§ **What the task requires**:
The answer should be each line of the records that contains the word "JSON"; please copy them all.

§ **Records shown**:
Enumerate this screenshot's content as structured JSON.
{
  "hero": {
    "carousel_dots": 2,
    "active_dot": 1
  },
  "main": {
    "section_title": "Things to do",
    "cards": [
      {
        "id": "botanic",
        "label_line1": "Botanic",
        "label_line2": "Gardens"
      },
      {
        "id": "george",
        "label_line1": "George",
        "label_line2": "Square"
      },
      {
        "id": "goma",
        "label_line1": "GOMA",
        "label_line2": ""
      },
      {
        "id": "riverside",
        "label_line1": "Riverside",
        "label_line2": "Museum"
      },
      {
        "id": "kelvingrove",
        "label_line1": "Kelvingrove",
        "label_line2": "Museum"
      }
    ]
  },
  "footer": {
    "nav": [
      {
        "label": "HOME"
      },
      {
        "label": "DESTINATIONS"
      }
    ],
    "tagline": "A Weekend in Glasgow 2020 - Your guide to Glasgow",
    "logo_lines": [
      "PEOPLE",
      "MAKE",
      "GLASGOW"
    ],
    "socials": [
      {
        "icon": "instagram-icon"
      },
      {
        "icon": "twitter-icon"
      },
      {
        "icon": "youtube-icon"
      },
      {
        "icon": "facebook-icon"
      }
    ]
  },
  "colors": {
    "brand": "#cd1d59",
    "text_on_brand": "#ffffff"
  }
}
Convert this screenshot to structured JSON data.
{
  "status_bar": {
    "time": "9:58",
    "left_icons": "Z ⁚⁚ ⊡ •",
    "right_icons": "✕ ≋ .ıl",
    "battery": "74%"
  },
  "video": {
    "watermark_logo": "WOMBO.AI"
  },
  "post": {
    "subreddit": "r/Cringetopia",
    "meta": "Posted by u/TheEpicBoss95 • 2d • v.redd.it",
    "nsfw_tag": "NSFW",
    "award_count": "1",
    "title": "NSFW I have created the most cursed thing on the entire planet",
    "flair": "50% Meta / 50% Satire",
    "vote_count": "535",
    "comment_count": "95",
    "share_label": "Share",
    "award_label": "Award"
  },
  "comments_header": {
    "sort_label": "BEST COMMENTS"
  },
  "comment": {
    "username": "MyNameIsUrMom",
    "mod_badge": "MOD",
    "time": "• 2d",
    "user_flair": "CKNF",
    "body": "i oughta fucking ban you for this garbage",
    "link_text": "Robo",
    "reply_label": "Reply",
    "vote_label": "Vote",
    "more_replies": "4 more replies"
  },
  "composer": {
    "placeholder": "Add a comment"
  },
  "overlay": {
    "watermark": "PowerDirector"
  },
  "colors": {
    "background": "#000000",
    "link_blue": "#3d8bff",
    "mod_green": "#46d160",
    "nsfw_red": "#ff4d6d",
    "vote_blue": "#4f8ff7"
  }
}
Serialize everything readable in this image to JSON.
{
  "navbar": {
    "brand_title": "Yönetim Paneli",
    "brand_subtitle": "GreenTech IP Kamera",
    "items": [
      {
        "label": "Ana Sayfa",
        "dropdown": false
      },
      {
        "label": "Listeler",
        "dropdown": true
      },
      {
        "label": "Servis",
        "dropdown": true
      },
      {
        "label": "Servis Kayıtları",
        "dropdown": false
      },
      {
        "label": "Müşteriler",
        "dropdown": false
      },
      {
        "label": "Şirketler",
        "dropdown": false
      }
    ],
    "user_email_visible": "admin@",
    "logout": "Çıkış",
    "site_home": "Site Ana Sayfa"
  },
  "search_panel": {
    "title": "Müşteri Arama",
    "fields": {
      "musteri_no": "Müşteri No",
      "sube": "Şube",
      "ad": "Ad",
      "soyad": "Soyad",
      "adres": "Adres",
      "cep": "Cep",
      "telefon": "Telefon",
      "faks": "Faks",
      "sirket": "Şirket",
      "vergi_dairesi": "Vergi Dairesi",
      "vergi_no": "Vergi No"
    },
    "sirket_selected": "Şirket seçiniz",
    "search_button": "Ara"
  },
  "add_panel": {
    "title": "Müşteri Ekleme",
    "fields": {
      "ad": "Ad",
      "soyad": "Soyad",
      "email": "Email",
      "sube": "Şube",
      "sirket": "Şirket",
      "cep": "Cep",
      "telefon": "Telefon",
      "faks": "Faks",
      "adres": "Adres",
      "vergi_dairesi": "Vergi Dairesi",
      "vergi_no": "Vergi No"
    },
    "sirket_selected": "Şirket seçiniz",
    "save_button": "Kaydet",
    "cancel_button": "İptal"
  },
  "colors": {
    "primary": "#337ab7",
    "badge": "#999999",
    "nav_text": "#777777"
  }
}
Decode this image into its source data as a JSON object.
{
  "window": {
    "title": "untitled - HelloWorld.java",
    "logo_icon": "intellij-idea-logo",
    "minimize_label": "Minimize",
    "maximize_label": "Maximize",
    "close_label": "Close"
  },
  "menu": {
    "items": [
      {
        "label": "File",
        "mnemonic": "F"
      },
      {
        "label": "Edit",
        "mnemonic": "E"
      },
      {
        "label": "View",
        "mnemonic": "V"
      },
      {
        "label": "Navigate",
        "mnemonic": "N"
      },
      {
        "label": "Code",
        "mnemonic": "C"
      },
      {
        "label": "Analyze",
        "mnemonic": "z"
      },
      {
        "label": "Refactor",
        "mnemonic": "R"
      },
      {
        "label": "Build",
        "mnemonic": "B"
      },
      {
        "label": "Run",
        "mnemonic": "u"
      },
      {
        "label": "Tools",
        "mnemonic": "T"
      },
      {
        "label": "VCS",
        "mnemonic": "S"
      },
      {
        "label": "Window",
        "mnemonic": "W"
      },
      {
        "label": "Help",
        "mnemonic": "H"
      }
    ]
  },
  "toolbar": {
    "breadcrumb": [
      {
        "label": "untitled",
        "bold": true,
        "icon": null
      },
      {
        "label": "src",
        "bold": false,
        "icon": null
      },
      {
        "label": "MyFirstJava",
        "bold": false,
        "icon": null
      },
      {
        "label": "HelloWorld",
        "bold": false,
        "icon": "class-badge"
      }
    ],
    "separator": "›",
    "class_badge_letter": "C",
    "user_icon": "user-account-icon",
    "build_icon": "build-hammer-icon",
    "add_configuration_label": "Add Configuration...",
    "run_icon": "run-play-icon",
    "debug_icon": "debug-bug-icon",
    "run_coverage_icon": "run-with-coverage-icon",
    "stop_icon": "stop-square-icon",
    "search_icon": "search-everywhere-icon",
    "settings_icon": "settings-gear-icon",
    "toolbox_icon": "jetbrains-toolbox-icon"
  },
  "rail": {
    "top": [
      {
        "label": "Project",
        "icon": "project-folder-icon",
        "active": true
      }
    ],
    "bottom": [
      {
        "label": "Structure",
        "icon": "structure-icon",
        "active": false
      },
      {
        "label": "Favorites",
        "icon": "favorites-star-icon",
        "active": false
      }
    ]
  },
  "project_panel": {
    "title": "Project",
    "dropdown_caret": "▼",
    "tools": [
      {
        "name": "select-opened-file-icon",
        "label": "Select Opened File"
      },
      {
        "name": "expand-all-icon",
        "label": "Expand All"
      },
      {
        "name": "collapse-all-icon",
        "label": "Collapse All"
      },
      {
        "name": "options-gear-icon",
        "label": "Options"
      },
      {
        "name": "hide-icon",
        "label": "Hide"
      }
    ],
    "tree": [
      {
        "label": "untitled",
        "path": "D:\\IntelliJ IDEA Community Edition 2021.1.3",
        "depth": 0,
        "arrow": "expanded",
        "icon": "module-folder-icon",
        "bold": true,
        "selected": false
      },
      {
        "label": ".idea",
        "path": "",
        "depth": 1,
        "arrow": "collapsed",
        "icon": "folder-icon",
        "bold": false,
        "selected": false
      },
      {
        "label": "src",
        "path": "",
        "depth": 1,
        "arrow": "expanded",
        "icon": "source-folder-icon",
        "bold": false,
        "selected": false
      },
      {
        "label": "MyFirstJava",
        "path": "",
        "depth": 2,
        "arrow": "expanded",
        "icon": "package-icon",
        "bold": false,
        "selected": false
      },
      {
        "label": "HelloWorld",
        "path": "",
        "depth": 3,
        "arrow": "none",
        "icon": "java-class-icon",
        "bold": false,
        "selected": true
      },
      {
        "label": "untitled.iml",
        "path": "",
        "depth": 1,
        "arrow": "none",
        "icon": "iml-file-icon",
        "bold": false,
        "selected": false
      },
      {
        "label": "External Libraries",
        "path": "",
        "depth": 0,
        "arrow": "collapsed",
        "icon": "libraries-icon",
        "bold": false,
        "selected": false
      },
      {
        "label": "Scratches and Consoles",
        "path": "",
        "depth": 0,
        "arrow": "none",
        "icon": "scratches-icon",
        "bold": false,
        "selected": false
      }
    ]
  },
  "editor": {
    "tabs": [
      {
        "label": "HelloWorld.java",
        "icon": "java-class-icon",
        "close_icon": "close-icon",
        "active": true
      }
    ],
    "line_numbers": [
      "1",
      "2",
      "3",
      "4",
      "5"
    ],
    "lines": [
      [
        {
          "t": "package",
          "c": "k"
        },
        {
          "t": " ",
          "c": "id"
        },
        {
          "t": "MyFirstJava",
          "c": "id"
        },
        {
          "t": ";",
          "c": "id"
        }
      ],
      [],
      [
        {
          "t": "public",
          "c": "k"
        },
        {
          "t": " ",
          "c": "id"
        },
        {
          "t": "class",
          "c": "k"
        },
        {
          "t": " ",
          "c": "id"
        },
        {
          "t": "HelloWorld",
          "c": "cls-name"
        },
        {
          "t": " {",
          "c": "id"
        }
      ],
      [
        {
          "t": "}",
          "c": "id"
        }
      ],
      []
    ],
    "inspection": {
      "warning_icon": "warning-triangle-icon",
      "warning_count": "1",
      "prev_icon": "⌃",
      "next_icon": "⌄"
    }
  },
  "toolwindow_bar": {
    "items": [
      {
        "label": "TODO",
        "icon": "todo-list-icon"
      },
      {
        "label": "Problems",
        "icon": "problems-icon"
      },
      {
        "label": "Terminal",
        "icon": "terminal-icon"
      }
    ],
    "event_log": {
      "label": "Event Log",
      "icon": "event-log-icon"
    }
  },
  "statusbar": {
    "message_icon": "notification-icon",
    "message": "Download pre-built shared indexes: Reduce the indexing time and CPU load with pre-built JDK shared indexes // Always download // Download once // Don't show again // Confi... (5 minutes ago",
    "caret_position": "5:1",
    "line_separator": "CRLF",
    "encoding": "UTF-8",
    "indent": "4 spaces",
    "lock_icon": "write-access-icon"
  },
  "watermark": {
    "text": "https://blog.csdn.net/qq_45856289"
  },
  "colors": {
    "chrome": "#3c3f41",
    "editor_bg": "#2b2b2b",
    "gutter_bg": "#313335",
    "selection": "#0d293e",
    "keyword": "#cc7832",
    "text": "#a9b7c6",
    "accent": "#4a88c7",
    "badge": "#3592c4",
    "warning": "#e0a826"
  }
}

§ **Exercise response**:
Enumerate this screenshot's content as structured JSON.
Convert this screenshot to structured JSON data.
Serialize everything readable in this image to JSON.
Decode this image into its source data as a JSON object.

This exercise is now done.